Go through the records and set each one down exactly, skipping any picture.

(Excerpts from a dataset)
==========
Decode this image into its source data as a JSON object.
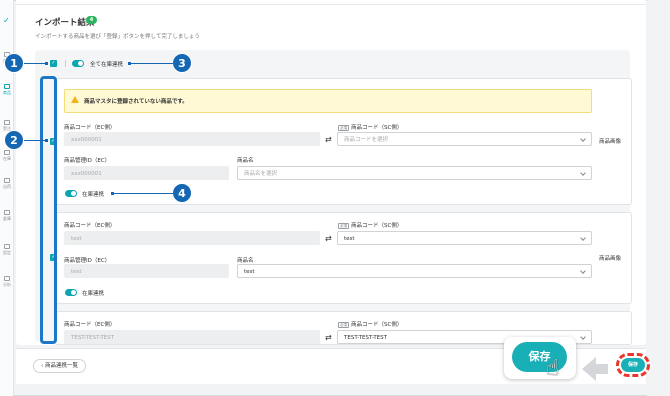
{
  "sidebar": {
    "items": [
      {
        "label": "商品",
        "active": false
      },
      {
        "label": "商品",
        "active": true
      },
      {
        "label": "受注",
        "active": false
      },
      {
        "label": "在庫",
        "active": false
      },
      {
        "label": "出荷",
        "active": false
      },
      {
        "label": "倉庫",
        "active": false
      },
      {
        "label": "設定",
        "active": false
      },
      {
        "label": "分析",
        "active": false
      }
    ]
  },
  "header": {
    "title": "インポート結果",
    "count": "4",
    "subtitle": "インポートする商品を選び「登録」ボタンを押して完了しましょう"
  },
  "all_sync": {
    "label": "全て在庫連携"
  },
  "cards": [
    {
      "warning": "商品マスタに登録されていない商品です。",
      "ec_code_label": "商品コード（EC側）",
      "ec_code_value": "xxx000001",
      "sc_code_label": "商品コード（SC側）",
      "sc_code_placeholder": "商品コードを選択",
      "mgmt_label": "商品管理ID（EC）",
      "mgmt_value": "xxx000001",
      "name_label": "商品名",
      "name_placeholder": "商品名を選択",
      "sync_label": "在庫連携",
      "image_label": "商品画像"
    },
    {
      "ec_code_label": "商品コード（EC側）",
      "ec_code_value": "test",
      "sc_code_label": "商品コード（SC側）",
      "sc_code_value": "test",
      "mgmt_label": "商品管理ID（EC）",
      "mgmt_value": "test",
      "name_label": "商品名",
      "name_value": "test",
      "sync_label": "在庫連携",
      "image_label": "商品画像"
    },
    {
      "ec_code_label": "商品コード（EC側）",
      "ec_code_value": "TEST-TEST-TEST",
      "sc_code_label": "商品コード（SC側）",
      "sc_code_value": "TEST-TEST-TEST"
    }
  ],
  "sc_tag": "必須",
  "callouts": [
    "1",
    "2",
    "3",
    "4"
  ],
  "footer": {
    "back_label": "商品連携一覧",
    "save_label": "保存"
  },
  "colors": {
    "accent": "#18b0b6",
    "callout": "#1567b4",
    "highlight": "#e8362b",
    "warning_bg": "#fff9d6"
  }
}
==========
#### [YOUR SOLUTION]
Decode this image into its source data as a JSON object.
{
  "sidebar": {
    "items": [
      {
        "label": "商品",
        "active": false
      },
      {
        "label": "商品",
        "active": true
      },
      {
        "label": "受注",
        "active": false
      },
      {
        "label": "在庫",
        "active": false
      },
      {
        "label": "出荷",
        "active": false
      },
      {
        "label": "倉庫",
        "active": false
      },
      {
        "label": "設定",
        "active": false
      },
      {
        "label": "分析",
        "active": false
      }
    ]
  },
  "header": {
    "title": "インポート結果",
    "count": "4",
    "subtitle": "インポートする商品を選び「登録」ボタンを押して完了しましょう"
  },
  "all_sync": {
    "label": "全て在庫連携"
  },
  "cards": [
    {
      "warning": "商品マスタに登録されていない商品です。",
      "ec_code_label": "商品コード（EC側）",
      "ec_code_value": "xxx000001",
      "sc_code_label": "商品コード（SC側）",
      "sc_code_placeholder": "商品コードを選択",
      "mgmt_label": "商品管理ID（EC）",
      "mgmt_value": "xxx000001",
      "name_label": "商品名",
      "name_placeholder": "商品名を選択",
      "sync_label": "在庫連携",
      "image_label": "商品画像"
    },
    {
      "ec_code_label": "商品コード（EC側）",
      "ec_code_value": "test",
      "sc_code_label": "商品コード（SC側）",
      "sc_code_value": "test",
      "mgmt_label": "商品管理ID（EC）",
      "mgmt_value": "test",
      "name_label": "商品名",
      "name_value": "test",
      "sync_label": "在庫連携",
      "image_label": "商品画像"
    },
    {
      "ec_code_label": "商品コード（EC側）",
      "ec_code_value": "TEST-TEST-TEST",
      "sc_code_label": "商品コード（SC側）",
      "sc_code_value": "TEST-TEST-TEST"
    }
  ],
  "sc_tag": "必須",
  "callouts": [
    "1",
    "2",
    "3",
    "4"
  ],
  "footer": {
    "back_label": "商品連携一覧",
    "save_label": "保存"
  },
  "colors": {
    "accent": "#18b0b6",
    "callout": "#1567b4",
    "highlight": "#e8362b",
    "warning_bg": "#fff9d6"
  }
}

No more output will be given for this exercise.